**Task objective**
Should a line below contain the word "JSON", report it.

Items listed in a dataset
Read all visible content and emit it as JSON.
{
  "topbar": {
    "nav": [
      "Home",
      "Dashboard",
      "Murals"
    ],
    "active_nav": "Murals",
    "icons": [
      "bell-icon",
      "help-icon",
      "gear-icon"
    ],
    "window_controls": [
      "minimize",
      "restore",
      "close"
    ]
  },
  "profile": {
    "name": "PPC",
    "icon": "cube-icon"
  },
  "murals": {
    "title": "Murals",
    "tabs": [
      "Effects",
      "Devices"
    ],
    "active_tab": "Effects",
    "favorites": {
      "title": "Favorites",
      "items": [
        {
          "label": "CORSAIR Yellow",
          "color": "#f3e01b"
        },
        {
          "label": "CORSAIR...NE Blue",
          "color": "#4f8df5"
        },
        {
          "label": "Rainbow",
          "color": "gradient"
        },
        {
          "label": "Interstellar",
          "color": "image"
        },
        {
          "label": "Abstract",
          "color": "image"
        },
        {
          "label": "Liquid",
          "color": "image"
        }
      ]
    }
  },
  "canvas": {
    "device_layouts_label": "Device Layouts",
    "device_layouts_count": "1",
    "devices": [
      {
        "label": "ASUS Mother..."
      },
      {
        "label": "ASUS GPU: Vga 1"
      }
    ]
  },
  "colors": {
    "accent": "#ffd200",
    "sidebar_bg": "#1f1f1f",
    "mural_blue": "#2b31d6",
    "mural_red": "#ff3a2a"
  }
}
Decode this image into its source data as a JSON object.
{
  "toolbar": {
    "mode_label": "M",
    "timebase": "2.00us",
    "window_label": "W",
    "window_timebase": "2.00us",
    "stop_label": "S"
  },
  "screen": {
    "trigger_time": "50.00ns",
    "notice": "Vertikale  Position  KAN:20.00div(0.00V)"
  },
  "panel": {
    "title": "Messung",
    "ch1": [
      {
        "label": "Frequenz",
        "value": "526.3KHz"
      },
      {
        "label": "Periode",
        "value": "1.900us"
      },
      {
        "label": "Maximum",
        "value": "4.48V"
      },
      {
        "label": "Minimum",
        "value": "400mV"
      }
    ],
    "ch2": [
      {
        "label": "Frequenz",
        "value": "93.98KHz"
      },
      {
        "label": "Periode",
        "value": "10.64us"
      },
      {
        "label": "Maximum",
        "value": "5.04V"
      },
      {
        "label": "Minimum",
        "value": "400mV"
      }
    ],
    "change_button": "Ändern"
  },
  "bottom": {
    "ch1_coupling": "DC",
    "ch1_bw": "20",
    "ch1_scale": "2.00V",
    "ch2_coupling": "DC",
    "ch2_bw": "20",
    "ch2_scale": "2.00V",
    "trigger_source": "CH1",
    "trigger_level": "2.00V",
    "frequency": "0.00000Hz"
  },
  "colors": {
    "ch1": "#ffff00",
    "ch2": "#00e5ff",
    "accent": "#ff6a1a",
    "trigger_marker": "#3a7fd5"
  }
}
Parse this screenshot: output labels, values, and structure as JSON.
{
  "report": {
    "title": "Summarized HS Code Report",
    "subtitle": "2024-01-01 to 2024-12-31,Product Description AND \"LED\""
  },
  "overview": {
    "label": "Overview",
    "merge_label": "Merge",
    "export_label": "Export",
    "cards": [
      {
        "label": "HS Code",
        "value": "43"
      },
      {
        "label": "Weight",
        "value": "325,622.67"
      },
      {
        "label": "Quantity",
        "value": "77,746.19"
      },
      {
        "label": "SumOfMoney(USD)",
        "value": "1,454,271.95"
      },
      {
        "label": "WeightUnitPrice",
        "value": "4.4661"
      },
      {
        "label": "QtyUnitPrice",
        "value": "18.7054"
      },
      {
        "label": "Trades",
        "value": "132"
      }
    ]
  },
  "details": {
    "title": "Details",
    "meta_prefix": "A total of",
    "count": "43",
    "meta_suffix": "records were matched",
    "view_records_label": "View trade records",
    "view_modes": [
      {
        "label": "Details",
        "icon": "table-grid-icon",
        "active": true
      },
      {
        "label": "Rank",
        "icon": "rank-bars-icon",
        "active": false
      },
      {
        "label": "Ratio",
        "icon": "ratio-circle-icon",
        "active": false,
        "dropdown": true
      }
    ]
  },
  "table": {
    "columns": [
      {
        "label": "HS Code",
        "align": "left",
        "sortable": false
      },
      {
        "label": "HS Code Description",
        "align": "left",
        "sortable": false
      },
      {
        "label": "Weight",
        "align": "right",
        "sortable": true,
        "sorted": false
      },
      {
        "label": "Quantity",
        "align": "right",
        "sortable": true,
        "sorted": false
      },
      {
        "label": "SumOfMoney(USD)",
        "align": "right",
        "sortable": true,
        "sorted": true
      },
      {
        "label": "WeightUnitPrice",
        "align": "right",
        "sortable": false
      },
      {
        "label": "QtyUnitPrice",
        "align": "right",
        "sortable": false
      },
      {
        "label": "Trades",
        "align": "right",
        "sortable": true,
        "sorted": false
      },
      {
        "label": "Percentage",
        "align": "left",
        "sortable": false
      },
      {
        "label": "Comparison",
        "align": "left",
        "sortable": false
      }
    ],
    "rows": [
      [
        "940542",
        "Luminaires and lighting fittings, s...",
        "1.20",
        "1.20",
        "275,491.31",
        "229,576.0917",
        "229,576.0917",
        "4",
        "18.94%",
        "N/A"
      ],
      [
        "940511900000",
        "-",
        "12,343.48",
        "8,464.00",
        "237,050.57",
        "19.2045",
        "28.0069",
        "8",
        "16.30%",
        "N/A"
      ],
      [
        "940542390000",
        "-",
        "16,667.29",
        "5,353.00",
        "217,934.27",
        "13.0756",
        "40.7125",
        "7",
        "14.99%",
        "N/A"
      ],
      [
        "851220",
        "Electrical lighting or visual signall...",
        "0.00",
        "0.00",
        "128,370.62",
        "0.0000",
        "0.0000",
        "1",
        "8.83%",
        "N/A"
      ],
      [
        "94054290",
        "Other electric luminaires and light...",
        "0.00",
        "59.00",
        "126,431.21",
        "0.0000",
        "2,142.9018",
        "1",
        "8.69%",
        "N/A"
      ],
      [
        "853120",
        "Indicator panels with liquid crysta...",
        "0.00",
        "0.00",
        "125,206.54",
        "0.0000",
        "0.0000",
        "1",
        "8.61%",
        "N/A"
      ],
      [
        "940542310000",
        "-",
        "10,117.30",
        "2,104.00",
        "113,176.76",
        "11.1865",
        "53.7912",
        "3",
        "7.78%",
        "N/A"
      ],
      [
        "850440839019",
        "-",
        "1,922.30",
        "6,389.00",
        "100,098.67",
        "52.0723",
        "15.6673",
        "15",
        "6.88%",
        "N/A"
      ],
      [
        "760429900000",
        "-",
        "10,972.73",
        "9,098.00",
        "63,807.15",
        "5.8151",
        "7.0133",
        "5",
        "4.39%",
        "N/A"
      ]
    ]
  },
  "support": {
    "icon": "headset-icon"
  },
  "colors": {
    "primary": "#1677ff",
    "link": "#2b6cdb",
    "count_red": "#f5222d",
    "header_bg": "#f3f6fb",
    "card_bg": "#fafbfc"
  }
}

**Solution to this task**
Read all visible content and emit it as JSON.
Decode this image into its source data as a JSON object.
Parse this screenshot: output labels, values, and structure as JSON.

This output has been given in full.